[Start of section]
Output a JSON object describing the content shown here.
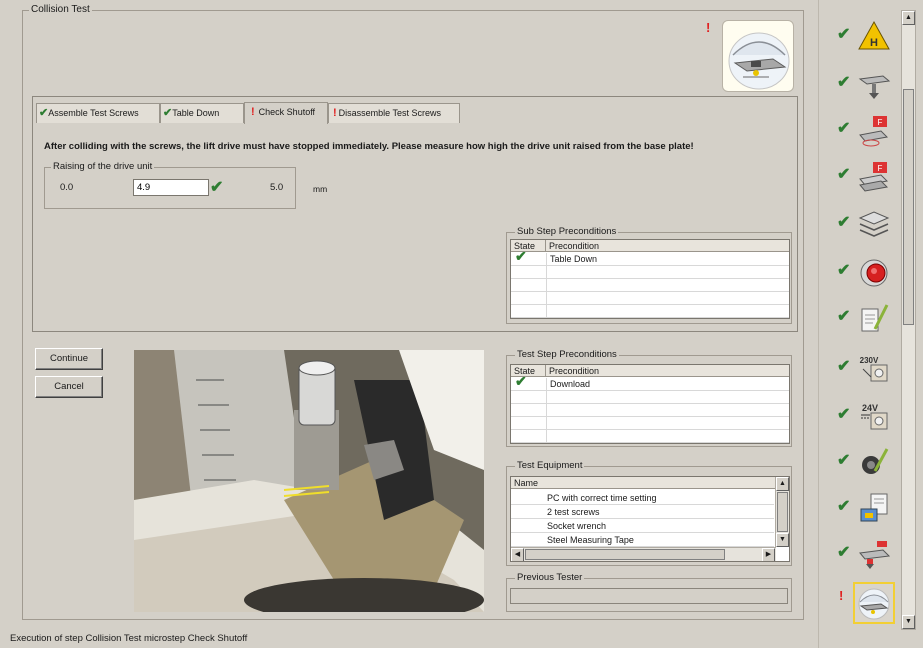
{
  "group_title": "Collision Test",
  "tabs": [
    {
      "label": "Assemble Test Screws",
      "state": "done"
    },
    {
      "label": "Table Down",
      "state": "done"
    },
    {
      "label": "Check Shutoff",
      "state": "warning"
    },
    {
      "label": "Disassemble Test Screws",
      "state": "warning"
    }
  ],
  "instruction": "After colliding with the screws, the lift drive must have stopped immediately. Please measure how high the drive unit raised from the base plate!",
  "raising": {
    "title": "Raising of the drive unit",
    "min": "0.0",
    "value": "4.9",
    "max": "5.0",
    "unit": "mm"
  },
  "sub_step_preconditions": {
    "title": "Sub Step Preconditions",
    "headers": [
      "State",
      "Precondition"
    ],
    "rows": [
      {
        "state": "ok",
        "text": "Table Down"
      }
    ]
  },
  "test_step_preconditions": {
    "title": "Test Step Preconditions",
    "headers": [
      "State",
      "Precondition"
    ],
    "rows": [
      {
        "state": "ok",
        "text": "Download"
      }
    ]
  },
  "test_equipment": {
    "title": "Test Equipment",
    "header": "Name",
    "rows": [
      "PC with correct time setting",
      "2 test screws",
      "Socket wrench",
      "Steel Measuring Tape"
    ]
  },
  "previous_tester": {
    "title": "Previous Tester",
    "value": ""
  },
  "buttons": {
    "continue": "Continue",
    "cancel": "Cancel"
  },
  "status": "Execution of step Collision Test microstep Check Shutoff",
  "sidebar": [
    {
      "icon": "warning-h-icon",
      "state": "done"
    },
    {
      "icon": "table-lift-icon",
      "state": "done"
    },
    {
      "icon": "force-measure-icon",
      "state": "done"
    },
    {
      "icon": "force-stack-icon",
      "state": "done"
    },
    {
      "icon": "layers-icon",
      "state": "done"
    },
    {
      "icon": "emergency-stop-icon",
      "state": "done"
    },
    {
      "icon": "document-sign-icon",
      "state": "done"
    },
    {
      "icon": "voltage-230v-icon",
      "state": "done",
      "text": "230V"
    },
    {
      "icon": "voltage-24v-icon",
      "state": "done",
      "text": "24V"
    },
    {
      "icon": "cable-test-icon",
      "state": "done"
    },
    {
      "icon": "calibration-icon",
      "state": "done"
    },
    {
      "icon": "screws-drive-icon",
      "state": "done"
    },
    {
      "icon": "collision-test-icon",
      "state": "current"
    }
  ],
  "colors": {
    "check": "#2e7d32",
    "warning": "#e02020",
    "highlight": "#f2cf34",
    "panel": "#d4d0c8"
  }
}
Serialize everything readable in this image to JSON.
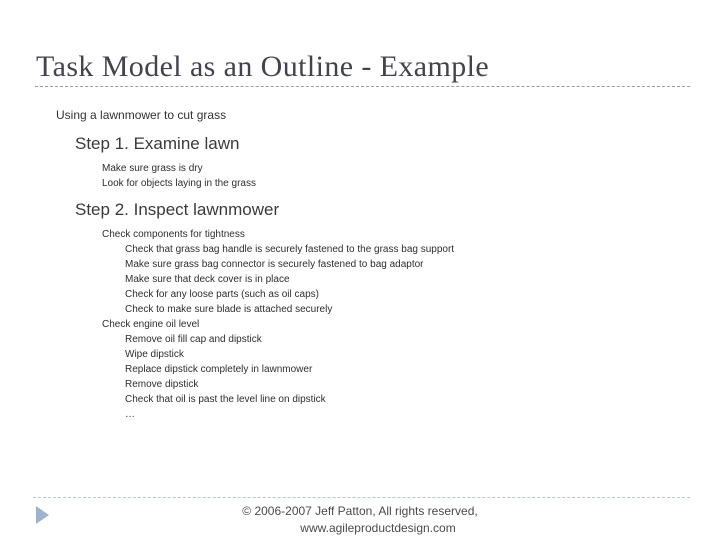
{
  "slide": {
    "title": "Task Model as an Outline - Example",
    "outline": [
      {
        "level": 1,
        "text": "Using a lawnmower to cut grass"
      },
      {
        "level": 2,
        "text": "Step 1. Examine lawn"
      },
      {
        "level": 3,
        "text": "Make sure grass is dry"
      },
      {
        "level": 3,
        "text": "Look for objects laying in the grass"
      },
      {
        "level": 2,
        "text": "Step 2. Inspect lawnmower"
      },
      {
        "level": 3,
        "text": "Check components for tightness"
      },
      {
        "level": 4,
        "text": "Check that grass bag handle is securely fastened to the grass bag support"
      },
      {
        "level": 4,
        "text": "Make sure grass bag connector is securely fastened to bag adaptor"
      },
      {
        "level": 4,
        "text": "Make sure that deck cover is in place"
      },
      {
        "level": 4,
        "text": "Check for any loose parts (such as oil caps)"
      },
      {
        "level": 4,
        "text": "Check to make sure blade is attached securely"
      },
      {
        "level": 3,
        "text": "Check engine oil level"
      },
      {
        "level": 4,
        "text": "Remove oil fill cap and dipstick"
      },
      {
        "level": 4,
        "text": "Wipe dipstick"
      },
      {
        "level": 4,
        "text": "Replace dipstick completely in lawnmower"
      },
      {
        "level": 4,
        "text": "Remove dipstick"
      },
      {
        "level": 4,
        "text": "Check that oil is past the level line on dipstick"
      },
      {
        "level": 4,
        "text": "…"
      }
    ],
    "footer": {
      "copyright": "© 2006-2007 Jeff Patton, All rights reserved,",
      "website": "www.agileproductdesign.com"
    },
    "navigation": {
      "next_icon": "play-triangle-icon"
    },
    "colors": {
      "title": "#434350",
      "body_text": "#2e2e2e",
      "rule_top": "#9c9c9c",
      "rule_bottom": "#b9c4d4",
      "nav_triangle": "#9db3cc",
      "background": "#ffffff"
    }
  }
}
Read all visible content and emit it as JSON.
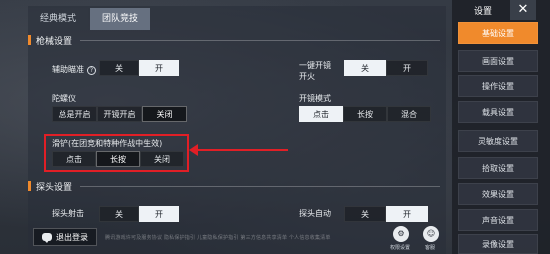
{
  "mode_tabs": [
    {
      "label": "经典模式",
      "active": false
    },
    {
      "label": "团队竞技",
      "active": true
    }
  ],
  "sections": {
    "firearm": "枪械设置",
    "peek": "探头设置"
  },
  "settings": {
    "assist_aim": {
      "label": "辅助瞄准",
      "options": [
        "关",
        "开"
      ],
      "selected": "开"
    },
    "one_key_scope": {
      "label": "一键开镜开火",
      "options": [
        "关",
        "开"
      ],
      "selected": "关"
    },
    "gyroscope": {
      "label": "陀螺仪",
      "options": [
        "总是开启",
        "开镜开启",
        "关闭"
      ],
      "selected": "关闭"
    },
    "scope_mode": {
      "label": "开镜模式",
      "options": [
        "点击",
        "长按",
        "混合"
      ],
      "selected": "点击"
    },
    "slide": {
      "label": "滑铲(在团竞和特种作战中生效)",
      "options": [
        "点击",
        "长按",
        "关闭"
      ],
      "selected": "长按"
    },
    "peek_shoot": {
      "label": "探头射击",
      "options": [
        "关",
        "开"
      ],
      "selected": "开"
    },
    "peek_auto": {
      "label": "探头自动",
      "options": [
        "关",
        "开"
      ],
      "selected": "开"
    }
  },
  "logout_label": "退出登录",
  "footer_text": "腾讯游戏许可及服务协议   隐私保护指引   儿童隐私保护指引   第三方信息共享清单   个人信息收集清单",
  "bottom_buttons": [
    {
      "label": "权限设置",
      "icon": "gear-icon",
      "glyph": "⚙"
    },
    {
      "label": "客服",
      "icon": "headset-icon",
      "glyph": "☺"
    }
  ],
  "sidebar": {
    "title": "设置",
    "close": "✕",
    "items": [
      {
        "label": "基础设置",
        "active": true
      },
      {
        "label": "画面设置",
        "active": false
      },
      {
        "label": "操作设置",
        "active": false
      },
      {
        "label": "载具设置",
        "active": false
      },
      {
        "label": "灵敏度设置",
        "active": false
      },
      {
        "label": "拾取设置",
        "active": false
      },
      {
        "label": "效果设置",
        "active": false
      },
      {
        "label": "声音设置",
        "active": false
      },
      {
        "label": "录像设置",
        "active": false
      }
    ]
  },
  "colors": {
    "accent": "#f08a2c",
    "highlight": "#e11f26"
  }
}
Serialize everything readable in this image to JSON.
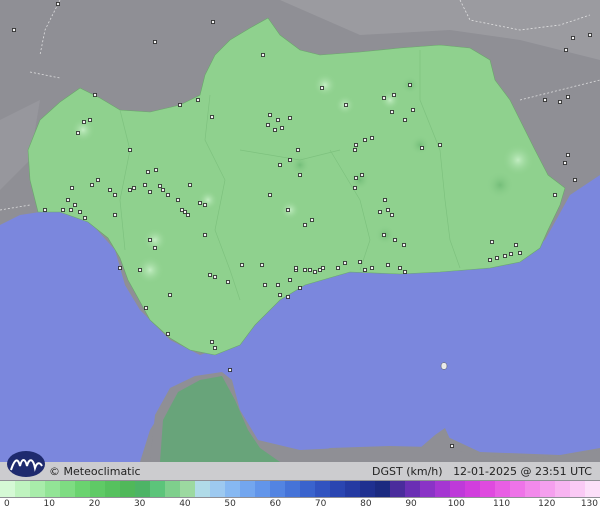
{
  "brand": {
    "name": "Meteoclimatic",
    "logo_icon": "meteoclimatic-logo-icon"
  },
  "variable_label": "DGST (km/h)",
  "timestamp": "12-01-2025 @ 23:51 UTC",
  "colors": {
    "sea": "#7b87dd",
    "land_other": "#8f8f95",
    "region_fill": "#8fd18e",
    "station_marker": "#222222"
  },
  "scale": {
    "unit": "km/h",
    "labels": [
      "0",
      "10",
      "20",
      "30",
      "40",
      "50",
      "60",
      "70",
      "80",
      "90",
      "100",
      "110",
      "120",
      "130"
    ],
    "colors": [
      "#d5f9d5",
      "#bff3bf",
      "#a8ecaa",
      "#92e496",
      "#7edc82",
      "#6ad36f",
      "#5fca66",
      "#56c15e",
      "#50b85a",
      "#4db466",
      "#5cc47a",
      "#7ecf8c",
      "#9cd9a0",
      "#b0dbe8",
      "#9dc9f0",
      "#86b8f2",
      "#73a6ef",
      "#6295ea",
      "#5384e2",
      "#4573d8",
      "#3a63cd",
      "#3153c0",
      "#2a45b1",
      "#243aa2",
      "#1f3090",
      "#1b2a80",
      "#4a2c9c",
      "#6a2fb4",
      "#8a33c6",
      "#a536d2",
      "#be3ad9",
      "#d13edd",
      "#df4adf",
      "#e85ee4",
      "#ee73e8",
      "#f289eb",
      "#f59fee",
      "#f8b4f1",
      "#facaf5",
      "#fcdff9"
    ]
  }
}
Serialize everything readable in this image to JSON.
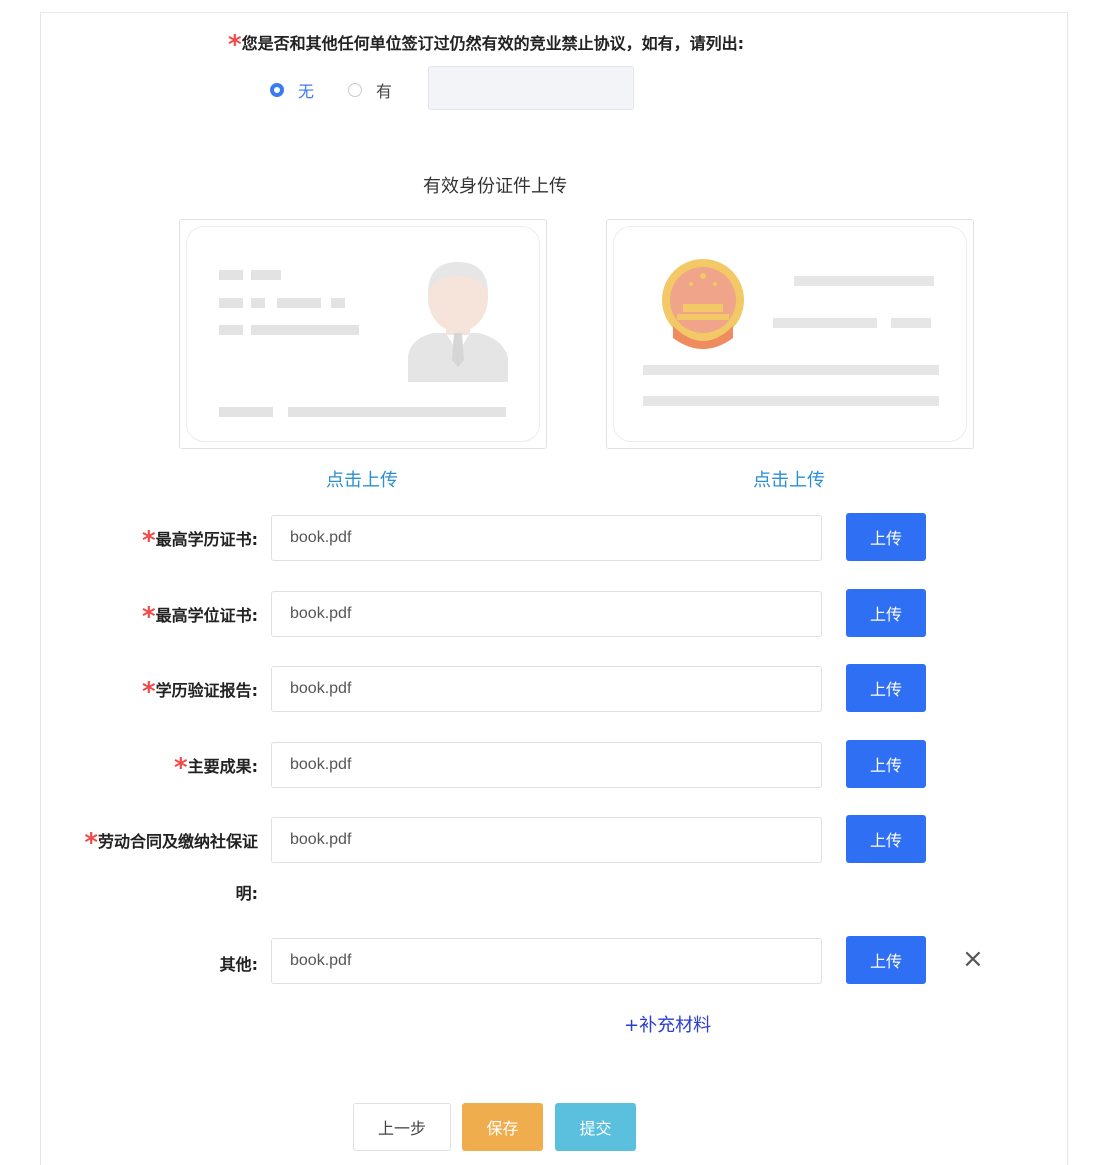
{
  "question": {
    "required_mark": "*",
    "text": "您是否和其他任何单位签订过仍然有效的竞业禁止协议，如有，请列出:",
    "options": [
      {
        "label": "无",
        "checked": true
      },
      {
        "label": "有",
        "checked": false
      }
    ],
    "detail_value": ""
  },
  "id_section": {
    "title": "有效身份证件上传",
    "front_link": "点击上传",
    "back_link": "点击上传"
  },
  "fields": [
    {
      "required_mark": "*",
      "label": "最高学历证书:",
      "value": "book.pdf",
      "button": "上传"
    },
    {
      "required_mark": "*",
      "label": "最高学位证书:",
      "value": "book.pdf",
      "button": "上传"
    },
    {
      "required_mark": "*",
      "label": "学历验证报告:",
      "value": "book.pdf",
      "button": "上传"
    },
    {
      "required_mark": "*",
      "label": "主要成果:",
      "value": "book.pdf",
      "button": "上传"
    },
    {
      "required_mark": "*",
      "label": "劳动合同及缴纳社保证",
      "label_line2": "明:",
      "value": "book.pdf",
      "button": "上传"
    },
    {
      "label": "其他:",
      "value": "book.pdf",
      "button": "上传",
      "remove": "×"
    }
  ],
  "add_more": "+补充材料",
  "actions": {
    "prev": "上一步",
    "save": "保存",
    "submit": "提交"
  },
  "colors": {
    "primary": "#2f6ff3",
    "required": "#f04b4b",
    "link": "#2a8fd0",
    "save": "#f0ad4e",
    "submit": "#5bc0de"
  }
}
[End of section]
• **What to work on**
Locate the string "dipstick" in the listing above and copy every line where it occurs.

• **Solution to the problem**
        "text": "Remove oil fill cap and dipstick"
        "text": "Wipe dipstick"
        "text": "Replace dipstick completely in lawnmower"
        "text": "Remove dipstick"
        "text": "Check that oil is past the level line on dipstick"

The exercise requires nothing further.